The Truth About the COVID-19 Vaccines
An Infectious Disease Specialist Debunks Myths Surrounding the COVID-19 Vaccines
The COVID-19 vaccines have been described by many as the light at the end of the tunnel and the best tool we have to stop this pandemic. But along with the vaccine rollout, there have been a number of myths circulating about their safety and effectiveness. To set the record straight, Cedars-Sinai's Newsroom talked with Priya Soni, MD, a pediatrician and an infectious disease specialist.
Newsroom: MYTH #1: The vaccine was rushed into development and might not be safe
Soni: "While the development of the COVID-19 vaccines using mRNA technology is new, scientists have been working on this technology for many years, in fact decades. We are very excited that they are now being able to use the mRNA technology for vaccines in a safe way. The reason it was developed so rapidly is because scientists were able to implement this technology since they had the RNA sequence of the virus as it was released in January 2020. This allowed them to incorporate the mRNA for the spike protein into the vaccine. Nothing about the clinical trials for the vaccines was rushed nor any shortcuts taken. In fact, the numbers of participants in the clinical trials for both Moderna and Pfizer were quite robust and very similar to the number of participants needed and required in prior vaccine studies."
MYTH #2: I'm young and healthy, so I don't need a vaccine
"COVID-19 is still a very unpredictable infection, and just because you are young and healthy doesn’t mean you won't have any of the complications of the infection that we continue to see. There are a few risk factors for severe disease that we have identified, but there’s still no guaranteed way to predict that you would have a mild or severe course with the infection. It is much safer and wiser to get the vaccine and deal with the slight discomfort and side effects temporarily than to subject yourself to the infection."
MYTH #3: The COVID-19 vaccine will affect my chances of becoming pregnant
"There has been no link between the COVID- 19 vaccines and a negative impact on female fertility. The data is reassuring regarding the use of this vaccine during pregnancy, and because the mRNA degrades so rapidly, it would be highly unlikely that the vaccine could cause issues with fertility."
MYTH #4: I can get COVID-19 from the vaccine
"What you may feel after you receive the COVID-19 vaccine is a mild fever, muscle soreness at the site of injection and fatigue. That is your immune system activating and starting to form the protective antibodies that it needs to fight off this virus if you are infected in the future. Compared to some of the live attenuated virus vaccines we have previously seen, the vaccine is noninfectious, so there is no way you can get COVID-19 infection from taking the vaccine itself."
Myth #5: I've had COVID-19, so I don't need the vaccine
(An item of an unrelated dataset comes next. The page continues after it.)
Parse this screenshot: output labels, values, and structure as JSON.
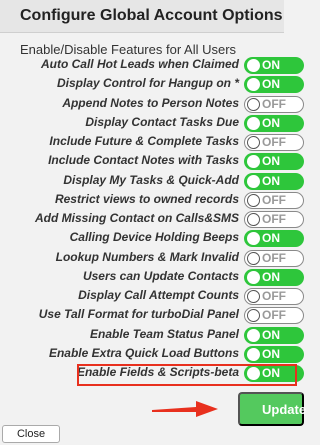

"As far as we know, the antibody response that you are going to get from a vaccine is far more robust and more predictable than natural antibodies post-infection. Even if you’ve had COVID-19, it is a great idea to get a vaccine when you are able. Don’t forget to schedule your second dose for the vaccine as well. We also remind all those getting a vaccine to stick with the same platform–if you got Pfizer for your first dose, make sure you get the same for your second dose."
MYTH #6: I received the vaccine, therefore I don't have to wear a mask or social distance
"Vaccines are one of the many tools in our toolkit that we know can help prevent the spread of COVID-19. However, just because you received the COVID-19 vaccine does not mean you should stop wearing masks or social distancing. We are still trying to determine whether or not a person can spread the infection to others even when they are not infectious and have been vaccinated. Until we learn more, we should continue to do our part and remain masked and socially distant."
Read more on the Cedars-Sinai Blog: Covid-19 Vaccine Update for Patients